Radio interview: Who is really affected by the government shutdown?


Last week, BYP Web Coordinator Shantell Jamison appeared on Chicago Public Media’s Vocalo 90.7FM to talk about the affects of the government shutdown. There are a lot of media outlets that continue to show us exactly why we should care about the government shutdown, but many aren’t doing the best job. If you’re not a government employee, or a lover of the Washington Monument, then it’s understandable how you can acknowledge the fact that the shutdown is happening, but not educate yourself past the fact that 800,000 employees are on furlough.

The ‘Black vote:’ A help or harm to our community?


With the rise of a black president, many are talking about the impact of the “Black vote.” During the 2008 and 2012 elections, a large number of African Americans where on board with Obama’s policies.

But Meagan Jordan of the A & T Register raises an interesting question. “Does the ‘Black vote’ negatively impact our race?” 

Breaking: President Obama to meet with congress about government shutdown


President Barack Obama has invited congressional leaders to the White House to discuss reopening the government. The country is currently in its second day of a government shutdown as a result of a stalemate over a spending measure that funds the government and provisions in Obamacare.

Speaker of the House John Boehner and other Republicans have grumbled that Democrats refuse to negotiate on the healthcare reforms. 

Another threat of a government shutdown nears

Congress has until Monday to pass new debt-ceiling limits. If the legislative bodies do not reach an agreement, the federal government will partially shut down.

Republicans are stalling on the debt ceiling vote to force a one-year delay in the implementation of Obamacare.

It’s a political move that will serve the party well during mid-term elections as there are 33 U.S. Senate seats at stake.

Sen. Ted Cruz (R-Tx.), tried to execute a filibuster this week to try to talk Congress into shutting down the federal government.

Colin Powell: Trayvon Martin Verdict Was ‘Questionable’

Yesterday on Face the Nation, Colin Powell shared his thoughts on the George Zimmerman trial, calling its controversial verdict “questionable.”

And while the trail has galvanized and inspired many, Powell worries that the hype will die down and we’ll be back to business as usual.

From New York Daily News:

“I think that it will be seen as a questionable judgment on the part of the judicial system down there (in Florida), but I don’t know if it will have staying power,” Powell said of the case that gripped the U.S. and fueled questions about race in the country. “These cases come along, and they blaze across the midnight sky and then after a period of time, they’re forgotten.

Hundreds Rally in Philly School District HQs for More Funding

Hundreds of students, teachers, and parents have gathered at the Philadelphia School District headquarters, demanding more funding for jobs and programs.
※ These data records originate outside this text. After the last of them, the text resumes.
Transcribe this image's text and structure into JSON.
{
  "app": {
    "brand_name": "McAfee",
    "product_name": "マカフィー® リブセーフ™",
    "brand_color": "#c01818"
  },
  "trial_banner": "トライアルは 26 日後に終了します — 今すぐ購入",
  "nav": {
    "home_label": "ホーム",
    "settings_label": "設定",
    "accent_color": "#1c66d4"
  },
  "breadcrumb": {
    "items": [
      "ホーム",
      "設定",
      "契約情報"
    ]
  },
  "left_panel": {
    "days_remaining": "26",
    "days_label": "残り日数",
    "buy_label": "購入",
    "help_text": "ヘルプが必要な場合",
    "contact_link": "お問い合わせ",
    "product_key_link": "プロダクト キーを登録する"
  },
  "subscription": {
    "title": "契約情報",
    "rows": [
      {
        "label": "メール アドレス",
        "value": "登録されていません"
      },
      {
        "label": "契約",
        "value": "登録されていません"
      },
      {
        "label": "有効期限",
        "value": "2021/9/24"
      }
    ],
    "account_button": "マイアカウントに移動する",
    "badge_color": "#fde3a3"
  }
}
Many schools will open this year without counselors, administrative staff, nurses, or librarians.

The city has allocated just $50 million to open schools, but important positions and programs will be empty.

GOP Lawmaker Links Poverty w/ Too Much Fried Chicken and BBQ

Colorado state senator Vicki Marble shocked those in attendance at a meeting of the legislature’s Economic Opportunity Poverty Reduction Task Force when she suggested that people of color are poor in part because they eat too much fried chicken and BBQ.

No, really.

From FOX31 Denver:

“When you look at life expectancy, there are problems in the black race,” Marble said during a meeting of the legislature’s Economic Opportunity Poverty Reduction Task Force. “Sickle-cell anemia is something that comes up. Diabetes is something that’s prevalent in the genetic makeup, and you just can’t help it. Although I’ve got to say, I’ve never had better barbecue and better chicken and ate better in my life than when you go down South and you, I mean, I love it. Everybody loves it.”